• _Dataset rows for apps and sites_

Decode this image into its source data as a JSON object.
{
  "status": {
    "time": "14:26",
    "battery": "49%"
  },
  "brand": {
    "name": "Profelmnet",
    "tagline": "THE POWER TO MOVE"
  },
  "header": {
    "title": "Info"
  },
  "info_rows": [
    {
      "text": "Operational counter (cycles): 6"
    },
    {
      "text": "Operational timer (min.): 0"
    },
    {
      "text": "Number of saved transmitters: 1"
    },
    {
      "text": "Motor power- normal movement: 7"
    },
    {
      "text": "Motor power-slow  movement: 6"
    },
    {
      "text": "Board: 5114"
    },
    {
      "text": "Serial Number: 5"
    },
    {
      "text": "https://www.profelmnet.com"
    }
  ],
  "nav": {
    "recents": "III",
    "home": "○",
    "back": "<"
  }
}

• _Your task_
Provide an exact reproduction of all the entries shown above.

• _Solved problem_
Decode this image into its source data as a JSON object.
{
  "status": {
    "time": "14:26",
    "battery": "49%"
  },
  "brand": {
    "name": "Profelmnet",
    "tagline": "THE POWER TO MOVE"
  },
  "header": {
    "title": "Info"
  },
  "info_rows": [
    {
      "text": "Operational counter (cycles): 6"
    },
    {
      "text": "Operational timer (min.): 0"
    },
    {
      "text": "Number of saved transmitters: 1"
    },
    {
      "text": "Motor power- normal movement: 7"
    },
    {
      "text": "Motor power-slow  movement: 6"
    },
    {
      "text": "Board: 5114"
    },
    {
      "text": "Serial Number: 5"
    },
    {
      "text": "https://www.profelmnet.com"
    }
  ],
  "nav": {
    "recents": "III",
    "home": "○",
    "back": "<"
  }
}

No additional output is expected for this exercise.